Dinosaurs in Antarctica

For long, scientists thought Antarctica had no dinosaurs as there was no evidence. Dinosaur fossils were discovered here not very long ago, indicating that it was once warm enough to let the ‘terrible lizards’ thrive. But they could not live there when the continent froze around 34 million years ago. That is mainly why so few fossils have been found in Antarctica. It is also because very little of the rocks’ surface from the age of the dinosaurs is exposed here, and uncovering them needs a lot of effort, time, and funds.

Paleontologists discovered the first dinosaur fossils in 1990-91 in the central Transantarctic Mountains of the continent. They uncovered the bones of Cryolophosaurus ellioti near the Beardmore Glacier at a site on Mount Kirkpatrick. It was a species unknown to science at that time. Another unknown dinosaur’s bones were unearthed alongside this specimen, later known as Glacialisaurus hammeri. More excavations on Mt. Kirkpatrick in 2003 revealed more species of Cryolophosaurus and Glacialisaurus. They date back to the Mesozoic era nearly 200 million years ago when the continent was a temperate forest attached to Australia, forming a part of Gondwanaland.

Dinosaurs in Antarctica

List of Dinosaurs That Lived In Antarctica

  • Antarctopelta
  • Cryolophosaurus
  • Glacialisaurus
  • Imperobator
  • Morrosaurus
  • Trinisaura

Places Where the Fossils are Preserved

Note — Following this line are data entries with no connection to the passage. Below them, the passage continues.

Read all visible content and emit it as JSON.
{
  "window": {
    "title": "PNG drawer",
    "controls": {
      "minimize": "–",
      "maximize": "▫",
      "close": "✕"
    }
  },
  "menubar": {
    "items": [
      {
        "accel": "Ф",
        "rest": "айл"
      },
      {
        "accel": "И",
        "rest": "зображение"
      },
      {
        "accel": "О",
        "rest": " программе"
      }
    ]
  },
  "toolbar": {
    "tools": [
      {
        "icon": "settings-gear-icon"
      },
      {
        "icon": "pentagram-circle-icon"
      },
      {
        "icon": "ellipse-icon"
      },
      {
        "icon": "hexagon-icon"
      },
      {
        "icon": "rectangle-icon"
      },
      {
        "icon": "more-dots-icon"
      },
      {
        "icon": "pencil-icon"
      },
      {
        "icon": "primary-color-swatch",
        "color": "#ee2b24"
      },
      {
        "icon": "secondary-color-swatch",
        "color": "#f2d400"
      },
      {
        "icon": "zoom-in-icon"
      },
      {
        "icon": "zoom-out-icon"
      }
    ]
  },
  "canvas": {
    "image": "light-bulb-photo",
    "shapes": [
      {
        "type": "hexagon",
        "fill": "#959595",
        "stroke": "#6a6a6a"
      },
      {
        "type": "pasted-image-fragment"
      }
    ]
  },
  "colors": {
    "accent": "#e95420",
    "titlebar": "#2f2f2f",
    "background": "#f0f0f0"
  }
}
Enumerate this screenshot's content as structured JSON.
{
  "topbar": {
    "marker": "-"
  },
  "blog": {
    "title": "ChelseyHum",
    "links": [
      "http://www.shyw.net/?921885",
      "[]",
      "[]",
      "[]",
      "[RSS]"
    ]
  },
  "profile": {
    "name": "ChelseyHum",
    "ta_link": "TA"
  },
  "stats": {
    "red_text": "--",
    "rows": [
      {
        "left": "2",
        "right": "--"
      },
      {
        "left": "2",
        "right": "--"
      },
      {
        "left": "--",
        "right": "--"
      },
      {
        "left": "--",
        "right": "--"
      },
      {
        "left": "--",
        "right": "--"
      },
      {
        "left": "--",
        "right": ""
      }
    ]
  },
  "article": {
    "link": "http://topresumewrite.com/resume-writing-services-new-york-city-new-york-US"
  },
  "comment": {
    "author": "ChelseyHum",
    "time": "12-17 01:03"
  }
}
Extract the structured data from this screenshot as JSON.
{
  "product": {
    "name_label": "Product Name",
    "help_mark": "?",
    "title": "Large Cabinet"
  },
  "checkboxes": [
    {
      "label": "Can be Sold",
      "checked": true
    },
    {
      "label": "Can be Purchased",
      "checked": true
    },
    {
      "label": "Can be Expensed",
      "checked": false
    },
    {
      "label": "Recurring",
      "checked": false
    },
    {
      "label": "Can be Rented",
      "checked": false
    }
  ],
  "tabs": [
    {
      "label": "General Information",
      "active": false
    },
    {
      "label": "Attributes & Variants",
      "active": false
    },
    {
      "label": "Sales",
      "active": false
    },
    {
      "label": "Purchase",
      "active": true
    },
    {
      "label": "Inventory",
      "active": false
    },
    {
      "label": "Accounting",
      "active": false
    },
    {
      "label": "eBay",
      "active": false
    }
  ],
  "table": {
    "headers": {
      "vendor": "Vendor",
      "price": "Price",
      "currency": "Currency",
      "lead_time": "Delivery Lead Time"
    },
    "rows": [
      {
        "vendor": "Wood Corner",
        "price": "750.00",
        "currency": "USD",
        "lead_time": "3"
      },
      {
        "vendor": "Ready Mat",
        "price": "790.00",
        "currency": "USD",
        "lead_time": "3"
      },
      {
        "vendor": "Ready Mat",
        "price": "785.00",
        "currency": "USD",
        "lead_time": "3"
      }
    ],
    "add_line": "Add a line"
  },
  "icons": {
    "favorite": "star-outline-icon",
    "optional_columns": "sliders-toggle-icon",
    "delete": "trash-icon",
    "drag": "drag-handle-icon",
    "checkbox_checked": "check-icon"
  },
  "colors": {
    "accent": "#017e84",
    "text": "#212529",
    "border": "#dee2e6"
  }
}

The actual dinosaur fossils of Antarctica can be seen at the Buffalo Museum of Science, New York. Visitors can also dig up the pretend fossils in a simulated Antarctic environment. Some museums, like the Witte Museum in San Antonio, Texas, and the Natural History Museum of Utah, have periodic Antarctic dinosaur exhibits of fossils.